However, the author of the anonymous letter pointed out that he or she was referring to Critical Race Theory (CRT) “as that is commonly defined.” None of those who oppose the introduction of CRT into the Camp Hill School District (CHSD) mistakenly believes that their children are attending a law school and are taking a seminar in CRT, which is where CRT originated.

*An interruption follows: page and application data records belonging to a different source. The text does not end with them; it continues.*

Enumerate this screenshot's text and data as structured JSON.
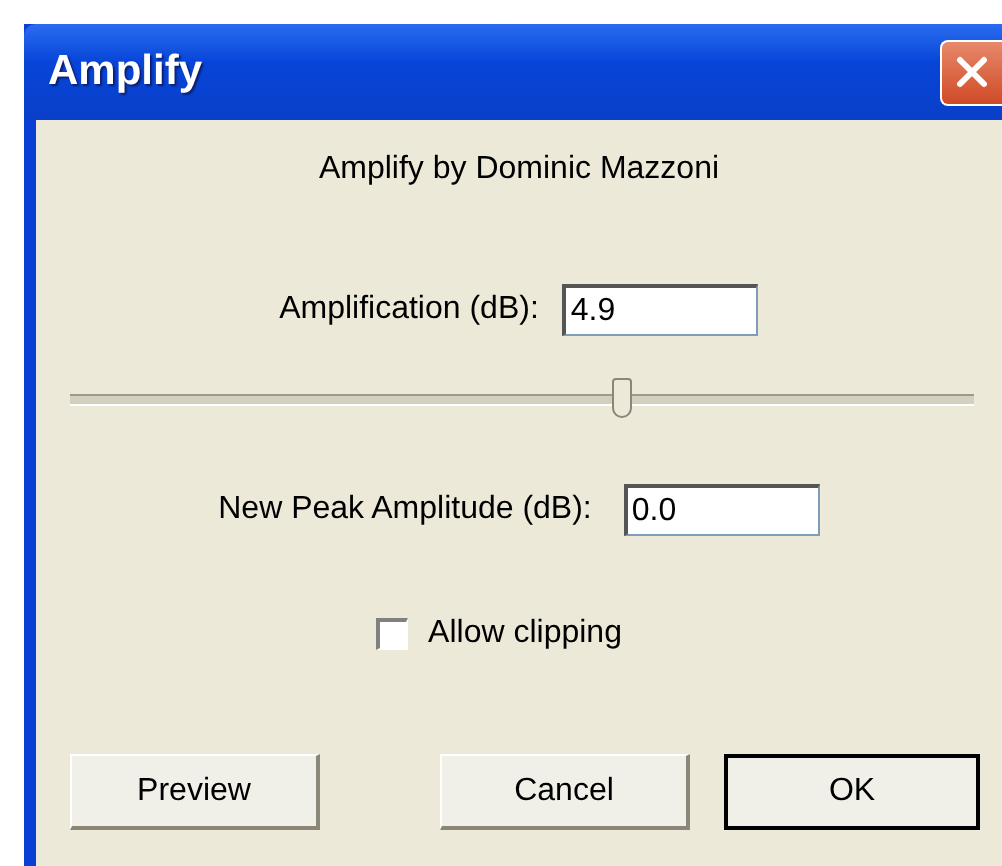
{
  "window": {
    "title": "Amplify"
  },
  "credit": "Amplify by Dominic Mazzoni",
  "amplification": {
    "label": "Amplification (dB):",
    "value": "4.9"
  },
  "slider": {
    "level": 0.61
  },
  "new_peak": {
    "label": "New Peak Amplitude (dB):",
    "value": "0.0"
  },
  "allow_clipping": {
    "label": "Allow clipping",
    "checked": false
  },
  "buttons": [
    {
      "label": "Preview",
      "default": false
    },
    {
      "label": "Cancel",
      "default": false
    },
    {
      "label": "OK",
      "default": true
    }
  ]
}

Parents who oppose CRT in the CHSD are well aware that our children attend K-12. We also understand that the idea at the core of CRT, that America is systemically racist and that our laws and institutions must be used to remedy that racism through reverse discrimination, has influenced academic theories and concepts such as Anti-Racism, Intersectionality, Transformational Social & Emotional Learning, Diversity, Equity, and Inclusion, among others – all theories and concepts advanced by the CHSD Equity Advocacy Council (EAC).
Instead of listing the various academic theories and concepts that are derived from CRT, in the interest of brevity and ease of comprehension, those of us who oppose them often use the word CRT as an umbrella term to refer to them all. However, when we are communicating about a particular theory or concept that is derived from CRT, we will use the name of that particular theory or concept. By way of example, writers will often write in general terms about the political/economic theory commonly known as Marxism and will refer to it by that name. But when discussing particular derivations of that theory these same writers will refer to Leninism, Trotskyism, Maoism, etc. Clearly,that is what the anonymous writer was doing.

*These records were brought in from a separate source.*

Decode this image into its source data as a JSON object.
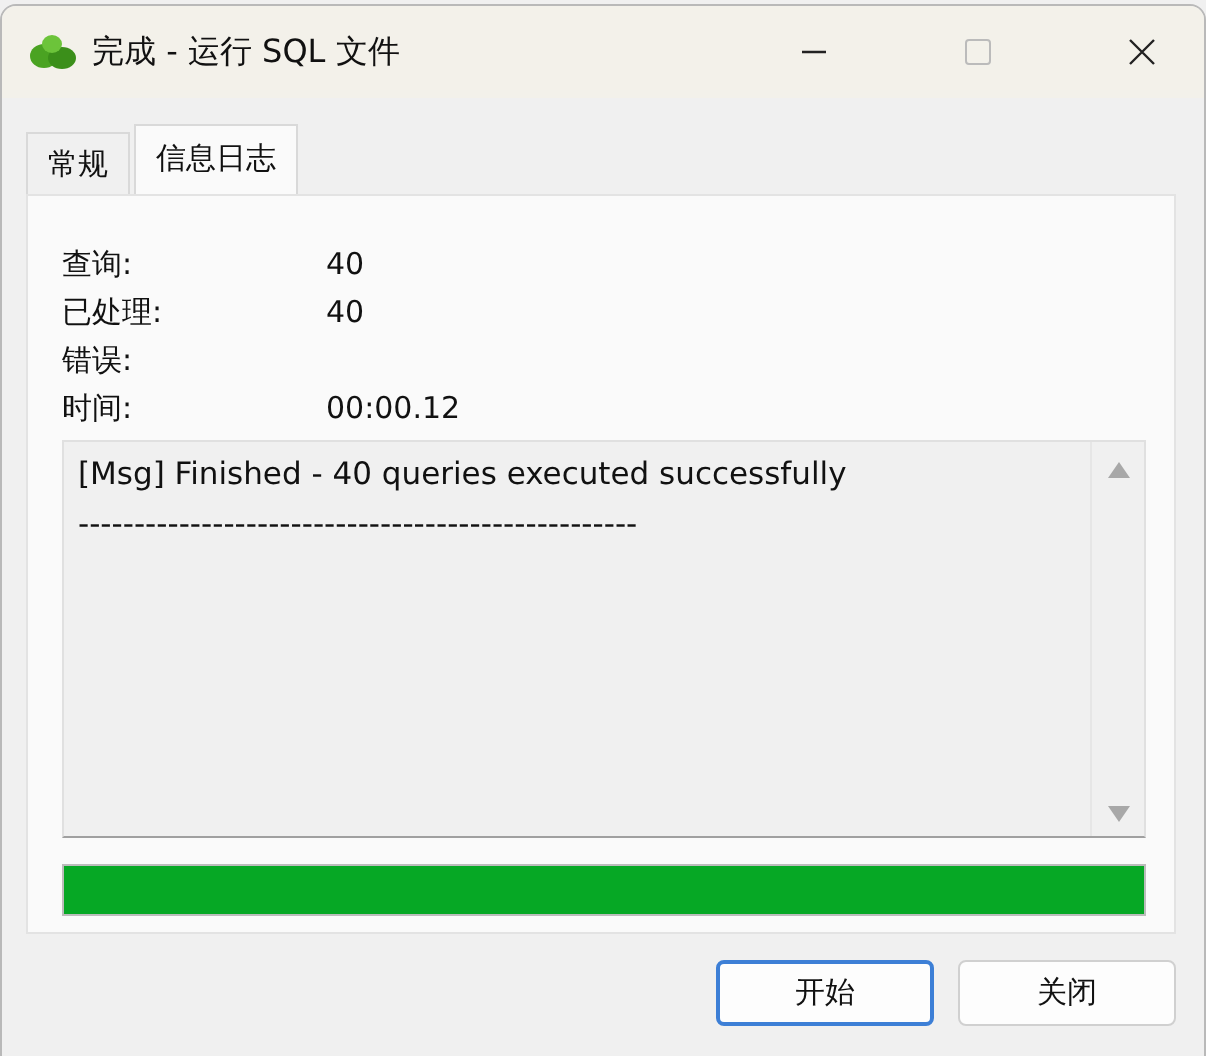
{
  "window": {
    "title": "完成 - 运行 SQL 文件"
  },
  "tabs": [
    {
      "label": "常规",
      "selected": false
    },
    {
      "label": "信息日志",
      "selected": true
    }
  ],
  "stats": [
    {
      "label": "查询:",
      "value": "40"
    },
    {
      "label": "已处理:",
      "value": "40"
    },
    {
      "label": "错误:"
    },
    {
      "label": "时间:",
      "value": "00:00.12"
    }
  ],
  "log": {
    "lines": [
      "[Msg] Finished - 40 queries executed successfully",
      "--------------------------------------------------"
    ]
  },
  "progress": {
    "level": 1
  },
  "buttons": [
    {
      "label": "开始",
      "default": true
    },
    {
      "label": "关闭",
      "default": false
    }
  ]
}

Having cleared that up, I now turn to where Mr. Micek zeroes in on me. He claims that I am undeterred by what he claims is the truth – that the CHSD does not intend to incorporate CRT into its curriculum. He writes, “But that didn’t stop some local parents, led by attorney Marc Scaringi, a Trump loyalist, from trying to conflate CRT with a since-suspended equity council, FOX-43 reported.” However, I did not conflate CRT, as it is commonly defined, with the CHSD’s EAC. EAC did that on its own. I just pointed it out.

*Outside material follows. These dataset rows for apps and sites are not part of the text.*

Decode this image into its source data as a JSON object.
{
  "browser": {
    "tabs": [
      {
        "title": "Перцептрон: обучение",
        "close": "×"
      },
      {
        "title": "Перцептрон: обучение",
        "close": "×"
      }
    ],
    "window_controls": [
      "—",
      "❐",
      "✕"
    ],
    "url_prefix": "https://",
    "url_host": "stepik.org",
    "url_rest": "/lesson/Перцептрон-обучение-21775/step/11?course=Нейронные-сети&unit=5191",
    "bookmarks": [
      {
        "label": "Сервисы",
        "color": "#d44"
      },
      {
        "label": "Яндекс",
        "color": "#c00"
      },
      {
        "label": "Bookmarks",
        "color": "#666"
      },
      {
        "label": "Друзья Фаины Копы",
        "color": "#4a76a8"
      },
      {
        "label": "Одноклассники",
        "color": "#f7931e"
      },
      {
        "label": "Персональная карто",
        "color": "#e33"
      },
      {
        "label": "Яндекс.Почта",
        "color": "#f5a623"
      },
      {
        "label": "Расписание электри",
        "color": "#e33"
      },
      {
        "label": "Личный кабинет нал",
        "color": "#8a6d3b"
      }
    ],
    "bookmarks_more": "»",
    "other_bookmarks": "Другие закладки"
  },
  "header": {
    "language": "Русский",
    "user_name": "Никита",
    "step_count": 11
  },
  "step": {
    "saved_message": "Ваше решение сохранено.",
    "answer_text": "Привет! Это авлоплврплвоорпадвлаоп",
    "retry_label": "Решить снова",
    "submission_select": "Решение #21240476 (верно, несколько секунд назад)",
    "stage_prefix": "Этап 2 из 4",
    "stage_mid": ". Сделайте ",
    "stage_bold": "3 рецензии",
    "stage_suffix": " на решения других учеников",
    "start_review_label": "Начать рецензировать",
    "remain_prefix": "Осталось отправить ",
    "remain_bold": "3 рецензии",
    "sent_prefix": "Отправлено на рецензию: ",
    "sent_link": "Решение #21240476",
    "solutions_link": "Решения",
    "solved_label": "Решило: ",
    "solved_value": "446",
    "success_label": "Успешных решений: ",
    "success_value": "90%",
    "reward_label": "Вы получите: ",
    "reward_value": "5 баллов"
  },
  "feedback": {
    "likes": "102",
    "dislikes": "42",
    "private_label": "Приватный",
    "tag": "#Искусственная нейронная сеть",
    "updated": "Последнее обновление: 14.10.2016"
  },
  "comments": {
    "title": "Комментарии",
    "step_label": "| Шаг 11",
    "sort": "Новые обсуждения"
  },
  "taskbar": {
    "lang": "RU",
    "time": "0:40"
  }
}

For example, in the EAC meeting minutes dated 4.28.21, members stated they intended to examine the CHSD curriculum using the resources published by the NYU Metropolitan Center for Research on Equity and Transformation of Schools. Its Executive Director has referred to “the elegant and beautiful concepts that come from CRT” and about how he is “using CRT to change schools.” The meeting minutes also reveal that EAC intended to examine the CHSD curriculum using the NYU Culturally Responsive Curriculum Scorecard. The Scorecard is rooted in the scholarship of Professor Gloria Ladson-Billings, a CRT scholar and one of the first to apply CRT to education., There is so much more evidence. To review it your readers are welcome to go to @MarcScaringiFanPage on Facebook where I present it in detail.
Mr. Micek labeled other assertions in the letter as false. However, he did not explain how or provide any proof. Although he did not interview me before commenting on what he thinks I am trying to do, he did interview the candidates referred to in the letter. Notably, none of them pointed out one falsehood in the letter, other than one stating she does not have yard signs. Another described herself as a “talker” but did not say that any of the issues identified in the letter are false. The letter claims the candidates support four specific issues of importance and relevance to the elected positions for which they are campaigning. As a voter and resident of Camp Hill Borough, I would like to hear from the candidates – are the claims in the letter true or false?
Lastly, no, I did not write the letter and did not know of its existence until someone texted it to me after it was mailed. However, I will assume the claims in the letter are true because the candidates have chosen not to deny them.